Source: (2001) In The spiritual roots of restorative justice, ed. Michael L. Hadley, 161-180. With an introduction by Michael L. Hadley. SUNY series in religious studies, ed. Harold Coward. Albany, New York, USA: State University of New York Press... Read More
Faith was a source of inspiration for many who constructed the institutions of contemporary criminal justice. It was also a resource for some of the early practitioners of restorative justice. Its influence on both groups continues.
Faith communities are touched by restorative practices in a number of ways. They may use restorative processes to resolve their own conflicts. Their members may be victims, offenders and/or family members of both. They may seek to influence their communities to support restorative programs. They may sponsor, or their members may participate in, those programs. And they may advocate for systemic change to make restorative justice a more prominent part of their community's response to crime. Or they may oppose restorative reforms.

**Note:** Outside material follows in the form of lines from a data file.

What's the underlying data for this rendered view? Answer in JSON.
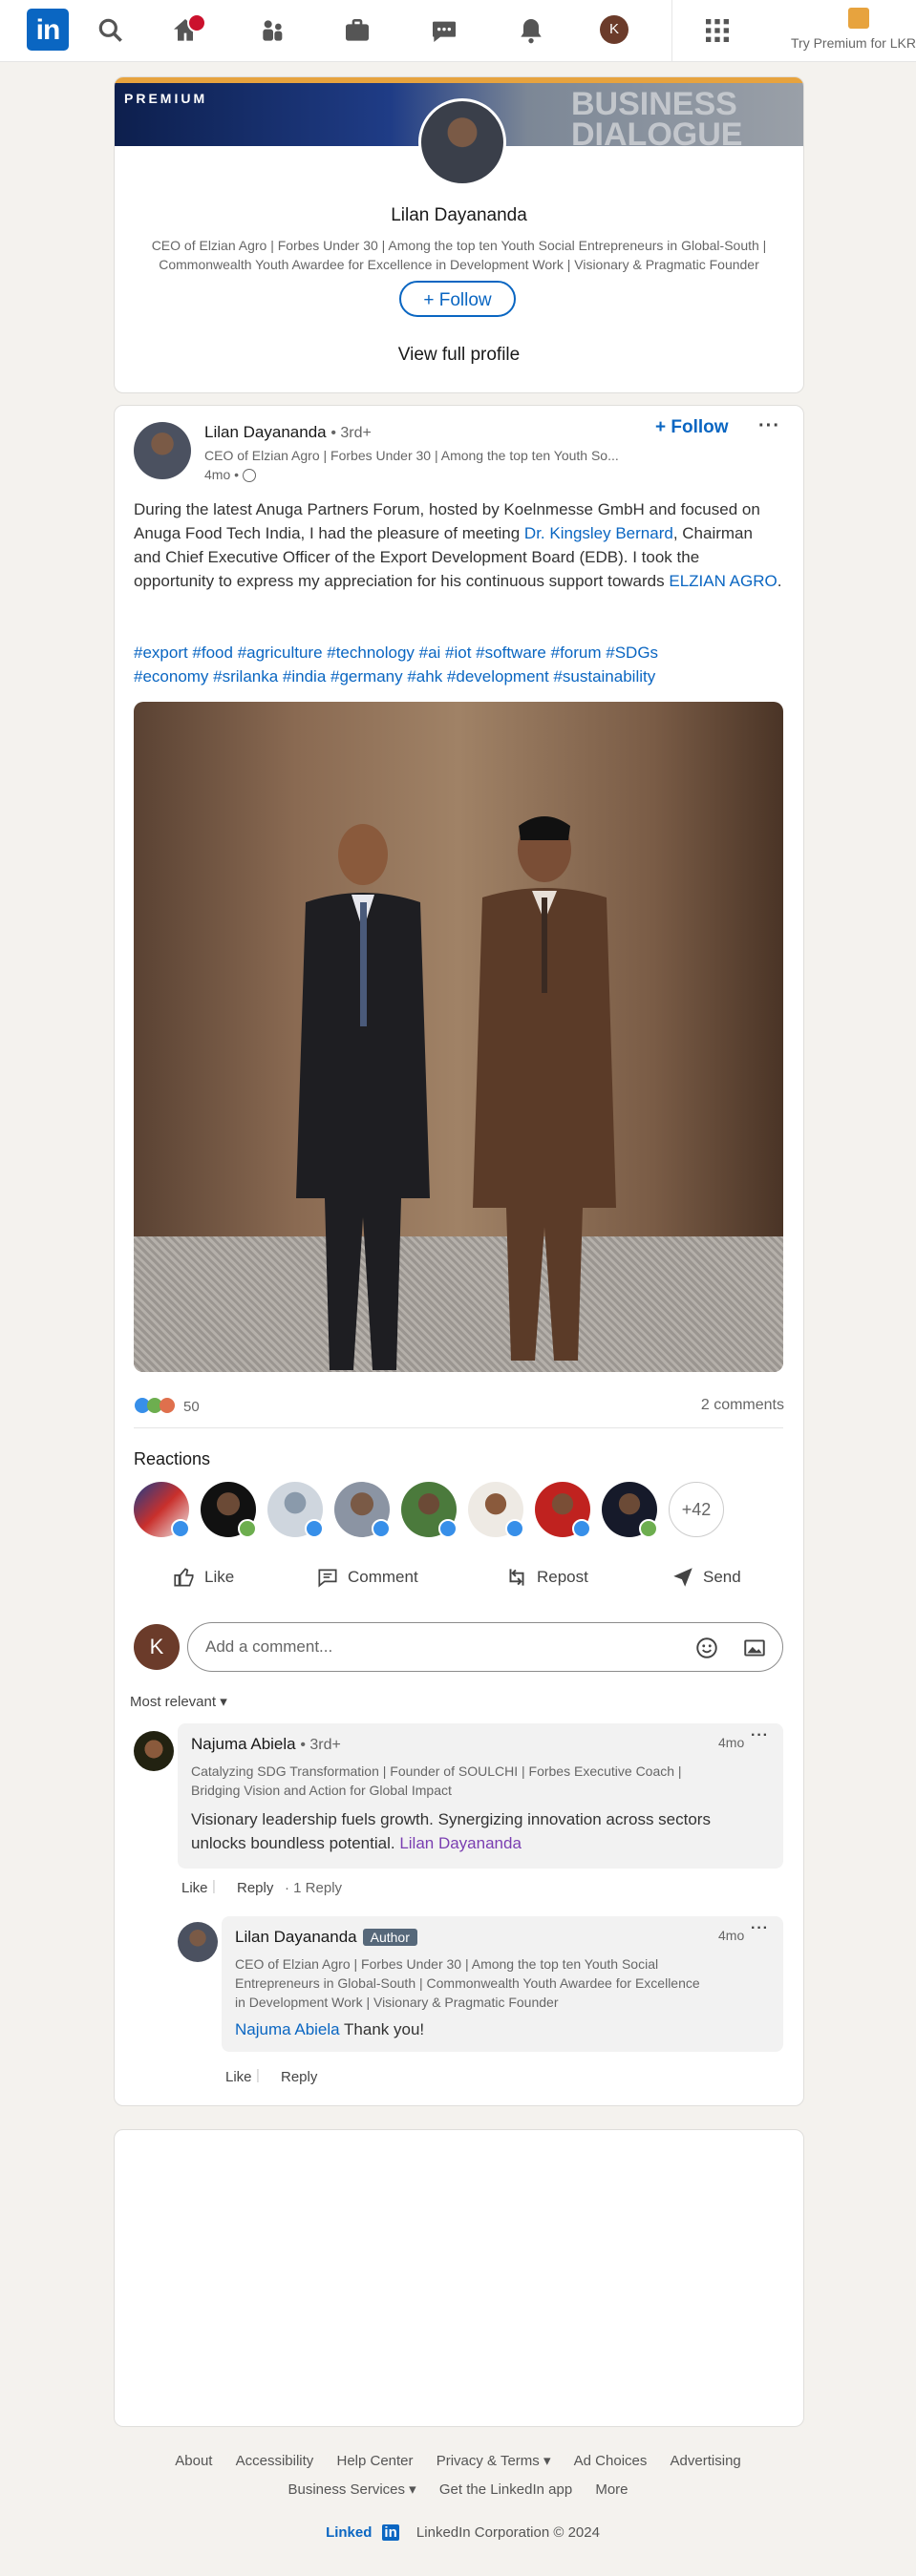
{
  "nav": {
    "logo": "in",
    "home_badge": "",
    "me_initial": "K",
    "premium_link": "Try Premium for LKR"
  },
  "profile_card": {
    "premium_label": "PREMIUM",
    "banner_text_1": "BUSINESS",
    "banner_text_2": "DIALOGUE",
    "name": "Lilan Dayananda",
    "headline": "CEO of Elzian Agro | Forbes Under 30 | Among the top ten Youth Social Entrepreneurs in Global-South | Commonwealth Youth Awardee for Excellence in Development Work | Visionary & Pragmatic Founder",
    "follow_label": "Follow",
    "view_profile_label": "View full profile"
  },
  "post": {
    "author": "Lilan Dayananda",
    "degree": "• 3rd+",
    "headline": "CEO of Elzian Agro | Forbes Under 30 | Among the top ten Youth So...",
    "time": "4mo •",
    "follow_label": "Follow",
    "text_1": "During the latest Anuga Partners Forum, hosted by Koelnmesse GmbH and focused on Anuga Food Tech India, I had the pleasure of meeting ",
    "mention_1": "Dr. Kingsley Bernard",
    "text_2": ", Chairman and Chief Executive Officer of the Export Development Board (EDB). I took the opportunity to express my appreciation for his continuous support towards ",
    "mention_2": "ELZIAN AGRO",
    "text_3": ".",
    "hashtags_line_1": "#export #food #agriculture #technology #ai #iot #software #forum #SDGs",
    "hashtags_line_2": "#economy #srilanka #india #germany #ahk #development #sustainability",
    "reaction_count": "50",
    "comments_count": "2 comments",
    "reactions_title": "Reactions",
    "more_reactors": "+42",
    "actions": {
      "like": "Like",
      "comment": "Comment",
      "repost": "Repost",
      "send": "Send"
    },
    "comment_placeholder": "Add a comment...",
    "sort_label": "Most relevant"
  },
  "comments": [
    {
      "name": "Najuma Abiela",
      "degree": "• 3rd+",
      "headline": "Catalyzing SDG Transformation | Founder of SOULCHI | Forbes Executive Coach | Bridging Vision and Action for Global Impact",
      "time": "4mo",
      "text": "Visionary leadership fuels growth. Synergizing innovation across sectors unlocks boundless potential. ",
      "mention": "Lilan Dayananda",
      "like": "Like",
      "reply": "Reply",
      "replies": "· 1 Reply"
    },
    {
      "name": "Lilan Dayananda",
      "badge": "Author",
      "headline": "CEO of Elzian Agro | Forbes Under 30 | Among the top ten Youth Social Entrepreneurs in Global-South | Commonwealth Youth Awardee for Excellence in Development Work | Visionary & Pragmatic Founder",
      "time": "4mo",
      "mention": "Najuma Abiela",
      "text": " Thank you!",
      "like": "Like",
      "reply": "Reply"
    }
  ],
  "footer": {
    "row1": [
      "About",
      "Accessibility",
      "Help Center",
      "Privacy & Terms ▾",
      "Ad Choices",
      "Advertising"
    ],
    "row2": [
      "Business Services ▾",
      "Get the LinkedIn app",
      "More"
    ],
    "brand": "Linked",
    "brand_in": "in",
    "copyright": "LinkedIn Corporation © 2024"
  },
  "colors": {
    "brand": "#0a66c2",
    "premium_gold": "#e7a33e",
    "page_bg": "#f4f2ee"
  }
}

The following articles consider the challenging and sometimes complicated relationship between faith communities and restorative justice.